Aim of the task:
The answer must consist of every line below that contains the word "name".

Page and application data records:
== Segment start ==

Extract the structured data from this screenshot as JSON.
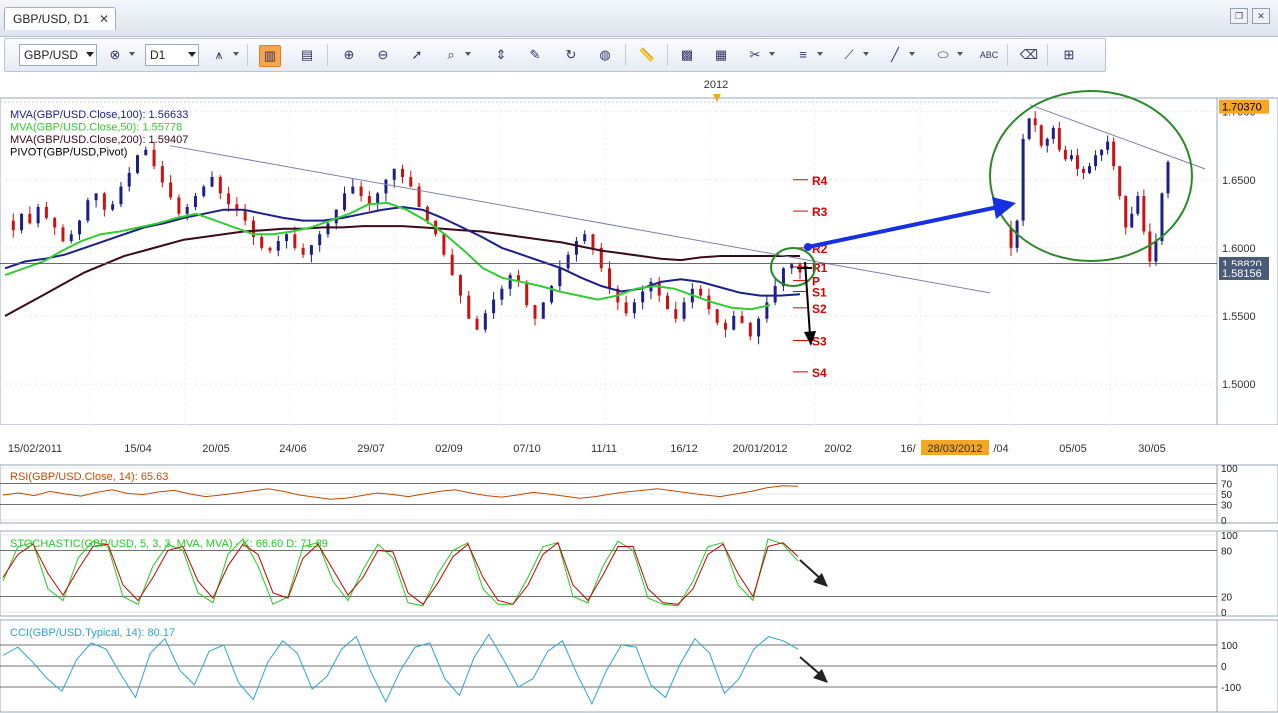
{
  "window": {
    "tab_title": "GBP/USD, D1",
    "close_glyph": "✕",
    "restore_glyph": "❐",
    "close_window_glyph": "✕"
  },
  "toolbar": {
    "symbol": "GBP/USD",
    "timeframe": "D1",
    "icons": [
      "add-remove-instrument-icon",
      "chart-type-icon",
      "bar-chart-icon",
      "candle-chart-icon",
      "period-separator-icon",
      "zoom-in-icon",
      "zoom-out-icon",
      "cursor-icon",
      "zoom-box-icon",
      "fit-icon",
      "export-icon",
      "reload-icon",
      "globe-icon",
      "ruler-icon",
      "picture-icon",
      "image-icon",
      "tools-icon",
      "indicators-icon",
      "drawing-icon",
      "line-icon",
      "ellipse-icon",
      "text-icon",
      "eraser-icon",
      "hierarchy-icon"
    ]
  },
  "chart_data": [
    {
      "type": "candlestick",
      "title": "",
      "top_label": "2012",
      "legend": [
        {
          "text": "MVA(GBP/USD.Close,100): 1.56633",
          "color": "#1b1f8a"
        },
        {
          "text": "MVA(GBP/USD.Close,50): 1.55778",
          "color": "#33cc33"
        },
        {
          "text": "MVA(GBP/USD.Close,200): 1.59407",
          "color": "#3a0a1a"
        },
        {
          "text": "PIVOT(GBP/USD,Pivot)",
          "color": "#000000"
        }
      ],
      "ylim": [
        1.47,
        1.71
      ],
      "y_ticks": [
        "1.7000",
        "1.6500",
        "1.6000",
        "1.5500",
        "1.5000"
      ],
      "price_labels": [
        {
          "value": 1.7037,
          "text": "1.70370",
          "bg": "#f5a623",
          "fg": "#000000"
        },
        {
          "value": 1.5882,
          "text": "1.58820",
          "bg": "#4a5b78",
          "fg": "#ffffff"
        },
        {
          "value": 1.5816,
          "text": "1.58156",
          "bg": "#4a5b78",
          "fg": "#ffffff"
        }
      ],
      "x_labels": [
        "15/02/2011",
        "15/04",
        "20/05",
        "24/06",
        "29/07",
        "02/09",
        "07/10",
        "11/11",
        "16/12",
        "20/01/2012",
        "20/02",
        "16/",
        "28/03/2012",
        "/04",
        "05/05",
        "30/05"
      ],
      "pivot_levels": [
        {
          "name": "R4",
          "value": 1.65,
          "color": "#dd0000"
        },
        {
          "name": "R3",
          "value": 1.627,
          "color": "#dd0000"
        },
        {
          "name": "R2",
          "value": 1.6,
          "color": "#dd0000"
        },
        {
          "name": "R1",
          "value": 1.586,
          "color": "#dd0000"
        },
        {
          "name": "P",
          "value": 1.576,
          "color": "#dd0000"
        },
        {
          "name": "S1",
          "value": 1.568,
          "color": "#dd0000"
        },
        {
          "name": "S2",
          "value": 1.556,
          "color": "#dd0000"
        },
        {
          "name": "S3",
          "value": 1.532,
          "color": "#dd0000"
        },
        {
          "name": "S4",
          "value": 1.509,
          "color": "#dd0000"
        }
      ],
      "price_path": [
        1.62,
        1.613,
        1.625,
        1.618,
        1.63,
        1.622,
        1.615,
        1.605,
        1.61,
        1.62,
        1.635,
        1.64,
        1.628,
        1.632,
        1.645,
        1.655,
        1.668,
        1.672,
        1.66,
        1.648,
        1.637,
        1.625,
        1.63,
        1.638,
        1.645,
        1.652,
        1.64,
        1.632,
        1.628,
        1.62,
        1.608,
        1.6,
        1.598,
        1.605,
        1.61,
        1.6,
        1.595,
        1.602,
        1.61,
        1.618,
        1.628,
        1.64,
        1.645,
        1.638,
        1.632,
        1.64,
        1.65,
        1.658,
        1.652,
        1.645,
        1.63,
        1.62,
        1.61,
        1.595,
        1.58,
        1.565,
        1.548,
        1.54,
        1.552,
        1.562,
        1.57,
        1.58,
        1.575,
        1.558,
        1.548,
        1.56,
        1.572,
        1.585,
        1.595,
        1.605,
        1.61,
        1.6,
        1.585,
        1.57,
        1.56,
        1.552,
        1.56,
        1.568,
        1.575,
        1.565,
        1.555,
        1.548,
        1.56,
        1.57,
        1.565,
        1.555,
        1.545,
        1.54,
        1.55,
        1.545,
        1.535,
        1.548,
        1.56,
        1.572,
        1.585,
        1.588,
        1.582
      ],
      "price_path2": [
        1.615,
        1.6,
        1.62,
        1.68,
        1.695,
        1.69,
        1.675,
        1.68,
        1.688,
        1.672,
        1.665,
        1.668,
        1.658,
        1.655,
        1.66,
        1.668,
        1.672,
        1.678,
        1.66,
        1.638,
        1.615,
        1.625,
        1.638,
        1.612,
        1.59,
        1.605,
        1.64,
        1.663
      ],
      "ma50": [
        1.58,
        1.585,
        1.59,
        1.598,
        1.605,
        1.61,
        1.612,
        1.615,
        1.618,
        1.622,
        1.625,
        1.62,
        1.615,
        1.61,
        1.61,
        1.612,
        1.615,
        1.62,
        1.625,
        1.632,
        1.633,
        1.628,
        1.62,
        1.61,
        1.598,
        1.585,
        1.578,
        1.575,
        1.572,
        1.568,
        1.565,
        1.562,
        1.565,
        1.57,
        1.572,
        1.57,
        1.565,
        1.56,
        1.556,
        1.555,
        1.558
      ],
      "ma100": [
        1.585,
        1.59,
        1.592,
        1.595,
        1.6,
        1.605,
        1.61,
        1.615,
        1.618,
        1.622,
        1.625,
        1.628,
        1.628,
        1.625,
        1.622,
        1.62,
        1.62,
        1.622,
        1.625,
        1.628,
        1.63,
        1.628,
        1.622,
        1.615,
        1.608,
        1.6,
        1.595,
        1.59,
        1.585,
        1.578,
        1.572,
        1.568,
        1.57,
        1.575,
        1.577,
        1.575,
        1.571,
        1.567,
        1.565,
        1.565,
        1.566
      ],
      "ma200": [
        1.55,
        1.558,
        1.566,
        1.574,
        1.582,
        1.588,
        1.594,
        1.598,
        1.602,
        1.606,
        1.608,
        1.61,
        1.612,
        1.613,
        1.614,
        1.614,
        1.615,
        1.615,
        1.616,
        1.616,
        1.616,
        1.615,
        1.614,
        1.613,
        1.612,
        1.61,
        1.608,
        1.606,
        1.604,
        1.601,
        1.598,
        1.596,
        1.594,
        1.592,
        1.591,
        1.593,
        1.594,
        1.594,
        1.594,
        1.594,
        1.594
      ]
    },
    {
      "type": "line",
      "title": "RSI(GBP/USD.Close, 14): 65.63",
      "series_color": "#c24a00",
      "ylim": [
        0,
        100
      ],
      "y_ticks": [
        "100",
        "70",
        "50",
        "30",
        "0"
      ],
      "values": [
        48,
        52,
        47,
        55,
        50,
        46,
        53,
        58,
        51,
        49,
        54,
        57,
        50,
        45,
        48,
        52,
        56,
        60,
        55,
        48,
        44,
        40,
        42,
        47,
        52,
        49,
        45,
        50,
        55,
        58,
        52,
        47,
        44,
        48,
        53,
        50,
        46,
        42,
        45,
        50,
        54,
        57,
        60,
        56,
        52,
        48,
        45,
        50,
        55,
        62,
        66,
        65
      ]
    },
    {
      "type": "line",
      "title": "STOCHASTIC(GBP/USD, 5, 3, 3, MVA, MVA) -  K: 66.60   D: 71.89",
      "k_color": "#22cc22",
      "d_color": "#cc0000",
      "ylim": [
        0,
        100
      ],
      "y_ticks": [
        "100",
        "80",
        "20",
        "0"
      ],
      "k_values": [
        40,
        85,
        90,
        30,
        15,
        70,
        92,
        85,
        20,
        10,
        60,
        88,
        80,
        25,
        12,
        75,
        95,
        60,
        10,
        20,
        85,
        90,
        40,
        15,
        55,
        88,
        70,
        12,
        8,
        50,
        80,
        90,
        30,
        10,
        10,
        45,
        85,
        90,
        20,
        12,
        60,
        92,
        80,
        18,
        10,
        8,
        40,
        85,
        90,
        35,
        15,
        95,
        88,
        66
      ],
      "d_values": [
        45,
        75,
        88,
        50,
        22,
        55,
        85,
        88,
        35,
        15,
        45,
        80,
        85,
        40,
        18,
        60,
        88,
        75,
        25,
        18,
        70,
        88,
        55,
        22,
        45,
        80,
        78,
        25,
        10,
        38,
        72,
        88,
        45,
        15,
        10,
        35,
        75,
        90,
        35,
        15,
        48,
        85,
        85,
        30,
        12,
        10,
        30,
        75,
        88,
        50,
        20,
        85,
        90,
        72
      ]
    },
    {
      "type": "line",
      "title": "CCI(GBP/USD.Typical, 14): 80.17",
      "series_color": "#2aa6d6",
      "ylim": [
        -200,
        200
      ],
      "y_ticks": [
        "100",
        "0",
        "-100"
      ],
      "values": [
        50,
        90,
        20,
        -60,
        -120,
        30,
        110,
        80,
        -40,
        -150,
        60,
        130,
        -20,
        -90,
        70,
        100,
        -80,
        -160,
        20,
        120,
        60,
        -110,
        -50,
        80,
        140,
        -30,
        -170,
        -20,
        90,
        110,
        -60,
        -140,
        40,
        150,
        30,
        -100,
        -60,
        70,
        120,
        -40,
        -180,
        -20,
        100,
        90,
        -90,
        -150,
        10,
        130,
        60,
        -130,
        -60,
        80,
        140,
        120,
        80
      ]
    }
  ]
}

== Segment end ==

Answer to the exercise:
          "name": "R4",
          "name": "R3",
          "name": "R2",
          "name": "R1",
          "name": "P",
          "name": "S1",
          "name": "S2",
          "name": "S3",
          "name": "S4",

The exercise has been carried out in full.